(Stored records)
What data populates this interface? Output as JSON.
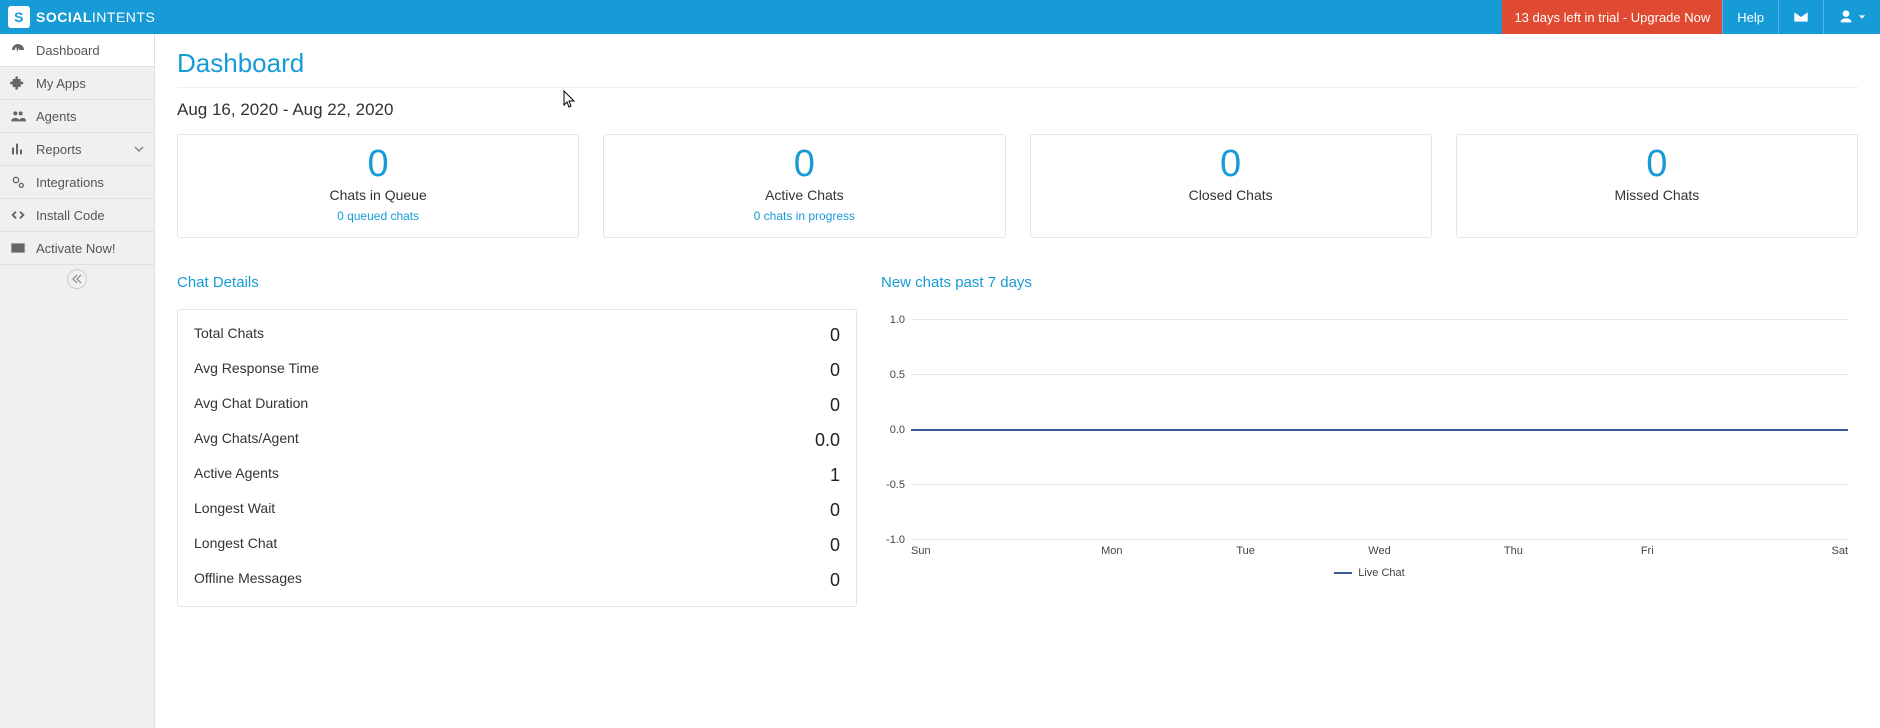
{
  "brand": {
    "first": "SOCIAL",
    "second": "INTENTS"
  },
  "topbar": {
    "trial_text": "13 days left in trial - Upgrade Now",
    "help_label": "Help"
  },
  "nav": [
    {
      "label": "Dashboard",
      "icon": "dashboard",
      "active": true
    },
    {
      "label": "My Apps",
      "icon": "puzzle"
    },
    {
      "label": "Agents",
      "icon": "users"
    },
    {
      "label": "Reports",
      "icon": "bar",
      "expandable": true
    },
    {
      "label": "Integrations",
      "icon": "cogs"
    },
    {
      "label": "Install Code",
      "icon": "code"
    },
    {
      "label": "Activate Now!",
      "icon": "card"
    }
  ],
  "page_title": "Dashboard",
  "date_range": "Aug 16, 2020 - Aug 22, 2020",
  "cards": [
    {
      "value": "0",
      "label": "Chats in Queue",
      "sub": "0 queued chats"
    },
    {
      "value": "0",
      "label": "Active Chats",
      "sub": "0 chats in progress"
    },
    {
      "value": "0",
      "label": "Closed Chats",
      "sub": null
    },
    {
      "value": "0",
      "label": "Missed Chats",
      "sub": null
    }
  ],
  "chat_details_title": "Chat Details",
  "chat_details": [
    {
      "label": "Total Chats",
      "value": "0"
    },
    {
      "label": "Avg Response Time",
      "value": "0"
    },
    {
      "label": "Avg Chat Duration",
      "value": "0"
    },
    {
      "label": "Avg Chats/Agent",
      "value": "0.0"
    },
    {
      "label": "Active Agents",
      "value": "1"
    },
    {
      "label": "Longest Wait",
      "value": "0"
    },
    {
      "label": "Longest Chat",
      "value": "0"
    },
    {
      "label": "Offline Messages",
      "value": "0"
    }
  ],
  "chart_title": "New chats past 7 days",
  "chart_data": {
    "type": "line",
    "title": "New chats past 7 days",
    "xlabel": "",
    "ylabel": "",
    "ylim": [
      -1.0,
      1.0
    ],
    "y_ticks": [
      "1.0",
      "0.5",
      "0.0",
      "-0.5",
      "-1.0"
    ],
    "categories": [
      "Sun",
      "Mon",
      "Tue",
      "Wed",
      "Thu",
      "Fri",
      "Sat"
    ],
    "series": [
      {
        "name": "Live Chat",
        "values": [
          0,
          0,
          0,
          0,
          0,
          0,
          0
        ]
      }
    ],
    "legend_position": "bottom",
    "grid": true
  }
}
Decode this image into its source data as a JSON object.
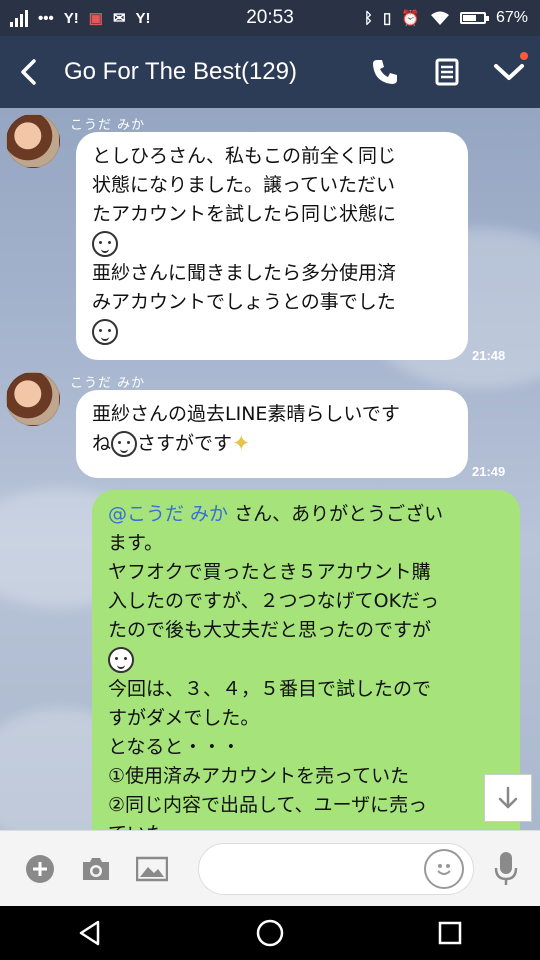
{
  "status_bar": {
    "time": "20:53",
    "battery_percent": "67%",
    "notif_icons": [
      "Y!",
      "Y!"
    ]
  },
  "header": {
    "title": "Go For The Best(129)"
  },
  "messages": [
    {
      "sender": "こうだ みか",
      "time": "21:48",
      "lines": [
        "としひろさん、私もこの前全く同じ",
        "状態になりました。譲っていただい",
        "たアカウントを試したら同じ状態に",
        "亜紗さんに聞きましたら多分使用済",
        "みアカウントでしょうとの事でした"
      ]
    },
    {
      "sender": "こうだ みか",
      "time": "21:49",
      "lines": [
        "亜紗さんの過去LINE素晴らしいです",
        "ね",
        "さすがです"
      ]
    },
    {
      "mention": "@こうだ みか",
      "lines": [
        " さん、ありがとうござい",
        "ます。",
        "ヤフオクで買ったとき５アカウント購",
        "入したのですが、２つつなげてOKだっ",
        "たので後も大丈夫だと思ったのですが",
        "今回は、３、４，５番目で試したので",
        "すがダメでした。",
        "となると・・・",
        "①使用済みアカウントを売っていた",
        "②同じ内容で出品して、ユーザに売っ",
        "ていた"
      ]
    }
  ],
  "input": {
    "placeholder": "",
    "value": ""
  },
  "colors": {
    "header": "#2d3c56",
    "outgoing_bubble": "#a6e47b",
    "incoming_bubble": "#ffffff",
    "mention": "#3a6fd6"
  }
}
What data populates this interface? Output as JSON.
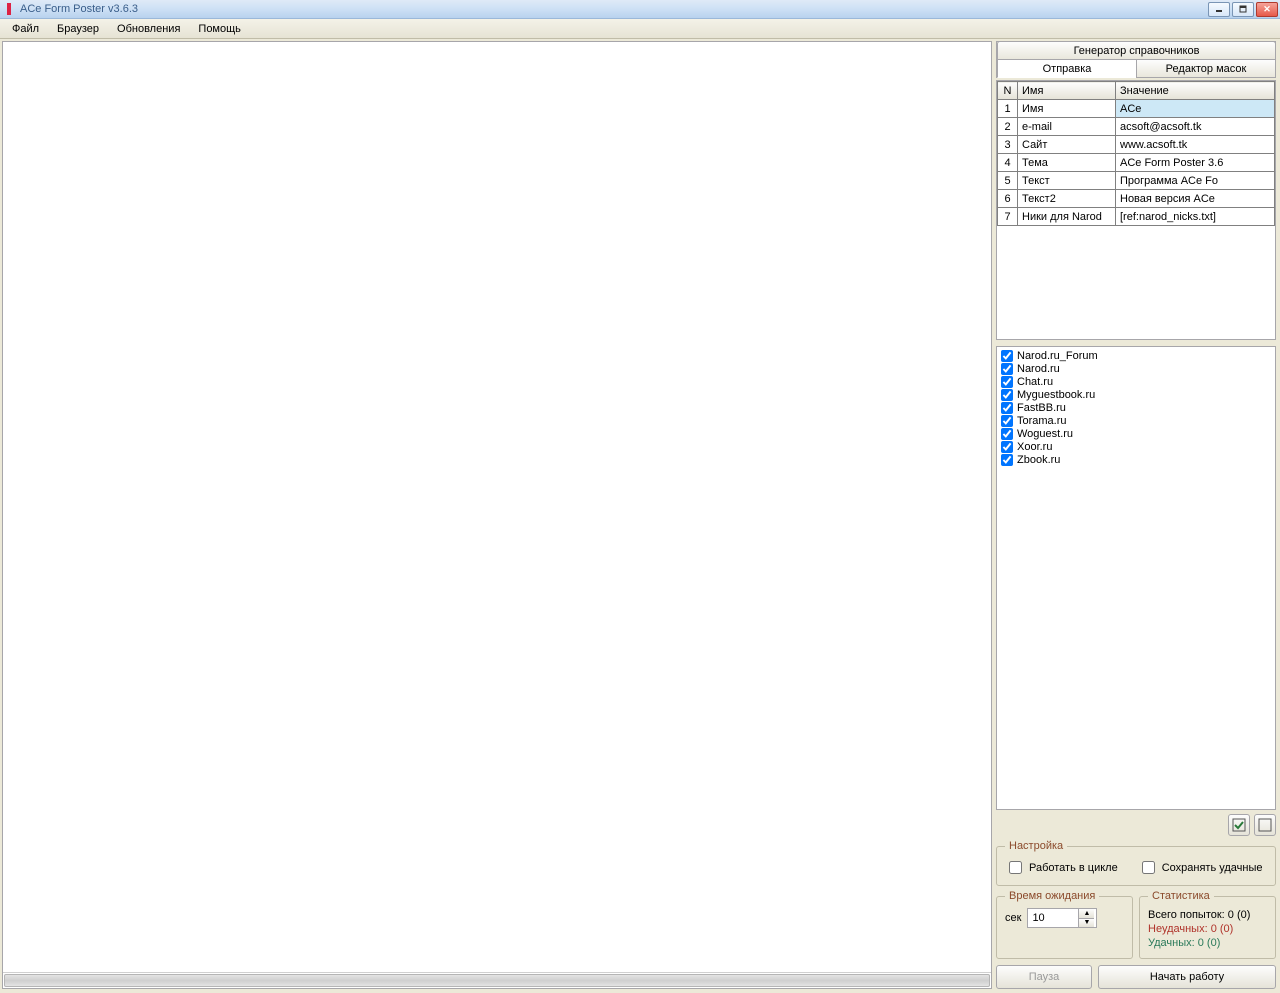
{
  "window": {
    "title": "ACe Form Poster v3.6.3"
  },
  "menu": {
    "file": "Файл",
    "browser": "Браузер",
    "updates": "Обновления",
    "help": "Помощь"
  },
  "tabs": {
    "generator": "Генератор справочников",
    "send": "Отправка",
    "masks": "Редактор масок"
  },
  "params": {
    "header_n": "N",
    "header_name": "Имя",
    "header_value": "Значение",
    "rows": [
      {
        "n": "1",
        "name": "Имя",
        "value": "ACe"
      },
      {
        "n": "2",
        "name": "e-mail",
        "value": "acsoft@acsoft.tk"
      },
      {
        "n": "3",
        "name": "Сайт",
        "value": "www.acsoft.tk"
      },
      {
        "n": "4",
        "name": "Тема",
        "value": "ACe Form Poster 3.6"
      },
      {
        "n": "5",
        "name": "Текст",
        "value": "Программа ACe Fo"
      },
      {
        "n": "6",
        "name": "Текст2",
        "value": "Новая версия ACe"
      },
      {
        "n": "7",
        "name": "Ники для Narod",
        "value": "[ref:narod_nicks.txt]"
      }
    ]
  },
  "sites": [
    "Narod.ru_Forum",
    "Narod.ru",
    "Chat.ru",
    "Myguestbook.ru",
    "FastBB.ru",
    "Torama.ru",
    "Woguest.ru",
    "Xoor.ru",
    "Zbook.ru"
  ],
  "settings": {
    "legend": "Настройка",
    "loop": "Работать в цикле",
    "saveok": "Сохранять удачные"
  },
  "wait": {
    "legend": "Время ожидания",
    "sec_label": "сек",
    "sec_value": "10"
  },
  "stats": {
    "legend": "Статистика",
    "total": "Всего попыток: 0 (0)",
    "fail": "Неудачных: 0 (0)",
    "ok": "Удачных: 0 (0)"
  },
  "buttons": {
    "pause": "Пауза",
    "start": "Начать работу"
  }
}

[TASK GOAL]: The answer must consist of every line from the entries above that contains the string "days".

[EXERCISE OUTPUT]:
    "trial_text": "13 days left in trial - Upgrade Now",
  "chart_title": "New chats past 7 days",
    "title": "New chats past 7 days",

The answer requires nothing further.